"Steve Sailer said...

My deep down hope was for a kind of music that I liked (fast and loud guitar rock) and that girls could tolerate would become the new Top 40."

If you like loud guitar-centric rock that's approchable, you might like the more recent stuff of The Hives:

Try it Again

Two Timing Touch

Their older stuff is faster, but more garage-band-like.

Hunsdon said...

There's not much about music I can brag about. I like what I like. But I've listened to enough Texas blues to know that the keyboard can totally drive the show. Jim may have been the face but Ray was the driving force.

I've also gotta say, I came for our host's socio-political insights, and I stay for them, but the detours into golfing and music are always a blast.

Five Daarstens said...

Spy magazine had a great fake magazine ad of Jim Morrison promoting a brand of Scotch at the age of 50. I tried to find it online, but no luck. I don't know where they found that actor, but he looked exactly like an aged Jim Morrison.

Brent Lane said...

One of the great things about the early MTV days is that they were able to secure rights to air some of the 60s-era TV performances of rock icons like the Doors. One of my favorites is this classic from the Smothers Brothers show. Three burning questions I've had for all these years since I first saw it: (1) what the hell happened to guitarist Robbie Kreuger right before the performance? He looks like he came through the Watts riots on the way to the studio; (2)was Jim Morrison a little, umm, distracted during this taping? How else can you explain his being so busy shaking his maraca (not a euphemism, by the way) that he totally blew his entrance on the 2nd verse? and (3) what do you suppose was going through the minds of the Nelson Riddle Orchestra as they supplied the horn parts?

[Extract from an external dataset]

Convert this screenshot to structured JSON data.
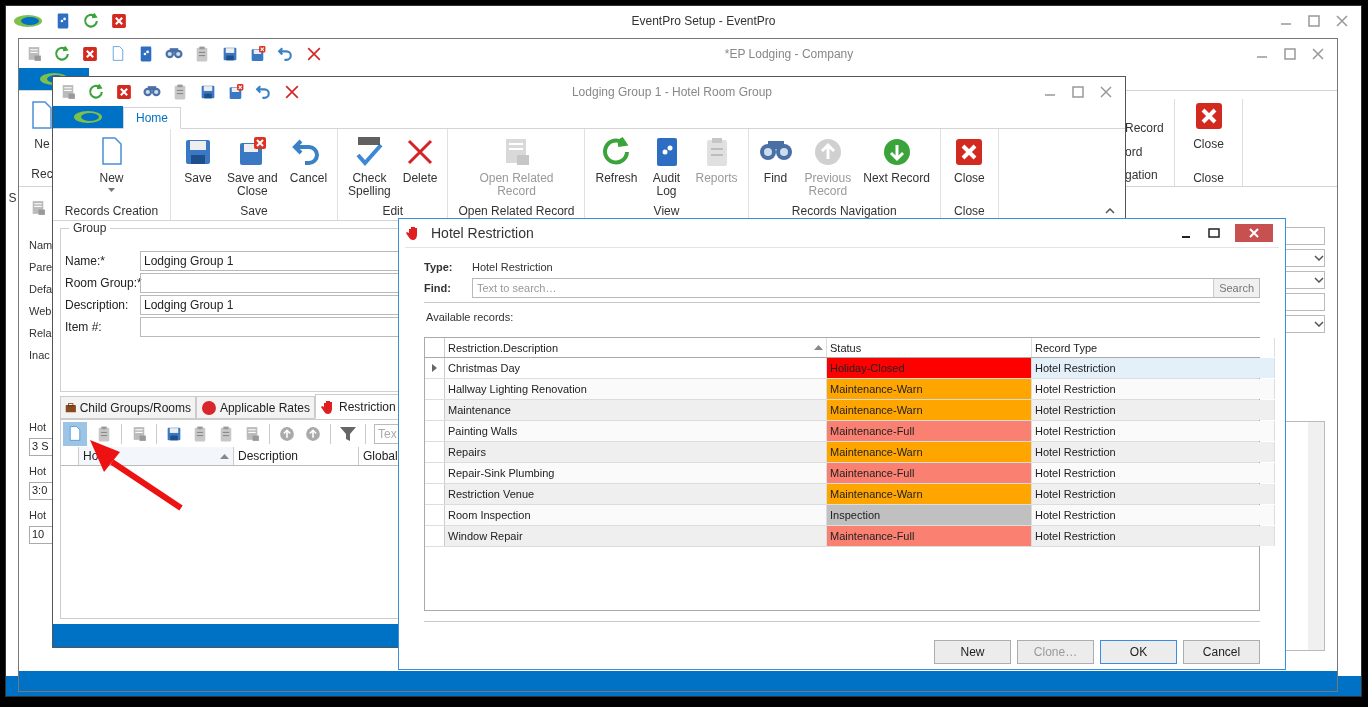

Anonymous said...

Sure, it wasn't this fake Gap ad from Esquire...

http://i19.photobucket.com/albums/b189/darkstar2525/JDESQUIREGAP19912.jpg

d said...

Isn't it weird to think that Jim Morrison's dad was the admiral of the ship in the Gulf of Tonkin incident?

Five Daarstens said...

"Sure, it wasn't this fake Gap ad from Esquire..."

That was it, thanks!

Hunsdon said...

d mentioned Jim Morrison's dad and the Gulf of Tonkin.

Hunsdon said: If you want to delve into one of the more bizarre conspiracy theories I've ever encountered that aren't about the Templars, search for the "Laurel Canyon conspiracy."

Anonymous said...

I didn't realize Manzarek was that old, being born in '38 or '39. Even all of the Beatles were born in the 1940's.

As far as Manzarek being the brains of the operation, don't forget the contribution of Robbie Krieger, who wrote a lot of their songs, and was an underrated talent on guitar. And I always suspected that Morrison's contribution to the band was far less than most people assume. He wrote some pretentious pseudo-philosophical lyrics, but beyond that, I don't think he added anything else to the songwriting process.

Cail Corishev said...

Hunsdon said: If you want to delve into one of the more bizarre conspiracy theories I've ever encountered that aren't about the Templars, search for the "Laurel Canyon conspiracy."

I'll save you a day of reading: practically everyone involved in the hippie outbreak had connections to the intelligence community or the military. A surprising number were the children or relatives of high-up officers. One person after another left the DC region and showed up around Laurel Canyon to make music and do lots of drugs.

There's never really a conclusion, though, just lots of suggestion that there must have been some kind of plot behind all this. The CIA wanted the 60s generation stoned and stupid? Dunno.

Now you can move along to the same guy's dissertation on the moon landing. The short version: we didn't.